* **Work to be completed**:
The reply should hold every line of the data, unchanged and complete.

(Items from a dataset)

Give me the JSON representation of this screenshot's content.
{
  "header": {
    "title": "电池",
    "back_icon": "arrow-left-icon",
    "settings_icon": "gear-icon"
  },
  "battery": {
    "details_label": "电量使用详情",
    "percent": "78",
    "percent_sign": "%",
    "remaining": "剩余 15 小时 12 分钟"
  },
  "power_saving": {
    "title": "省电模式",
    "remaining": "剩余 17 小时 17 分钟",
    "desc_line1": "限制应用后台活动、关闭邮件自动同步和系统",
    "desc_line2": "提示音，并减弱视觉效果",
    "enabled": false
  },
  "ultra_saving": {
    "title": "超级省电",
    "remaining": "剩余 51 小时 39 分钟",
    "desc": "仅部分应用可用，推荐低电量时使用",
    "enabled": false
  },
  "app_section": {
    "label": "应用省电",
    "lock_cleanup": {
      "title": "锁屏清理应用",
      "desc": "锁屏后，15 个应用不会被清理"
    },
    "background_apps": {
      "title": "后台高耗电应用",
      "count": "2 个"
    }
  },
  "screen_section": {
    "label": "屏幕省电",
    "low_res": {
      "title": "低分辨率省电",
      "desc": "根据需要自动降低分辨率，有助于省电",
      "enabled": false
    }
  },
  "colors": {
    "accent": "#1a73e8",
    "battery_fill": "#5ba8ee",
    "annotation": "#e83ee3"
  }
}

* **Answer box**:
Give me the JSON representation of this screenshot's content.
{
  "header": {
    "title": "电池",
    "back_icon": "arrow-left-icon",
    "settings_icon": "gear-icon"
  },
  "battery": {
    "details_label": "电量使用详情",
    "percent": "78",
    "percent_sign": "%",
    "remaining": "剩余 15 小时 12 分钟"
  },
  "power_saving": {
    "title": "省电模式",
    "remaining": "剩余 17 小时 17 分钟",
    "desc_line1": "限制应用后台活动、关闭邮件自动同步和系统",
    "desc_line2": "提示音，并减弱视觉效果",
    "enabled": false
  },
  "ultra_saving": {
    "title": "超级省电",
    "remaining": "剩余 51 小时 39 分钟",
    "desc": "仅部分应用可用，推荐低电量时使用",
    "enabled": false
  },
  "app_section": {
    "label": "应用省电",
    "lock_cleanup": {
      "title": "锁屏清理应用",
      "desc": "锁屏后，15 个应用不会被清理"
    },
    "background_apps": {
      "title": "后台高耗电应用",
      "count": "2 个"
    }
  },
  "screen_section": {
    "label": "屏幕省电",
    "low_res": {
      "title": "低分辨率省电",
      "desc": "根据需要自动降低分辨率，有助于省电",
      "enabled": false
    }
  },
  "colors": {
    "accent": "#1a73e8",
    "battery_fill": "#5ba8ee",
    "annotation": "#e83ee3"
  }
}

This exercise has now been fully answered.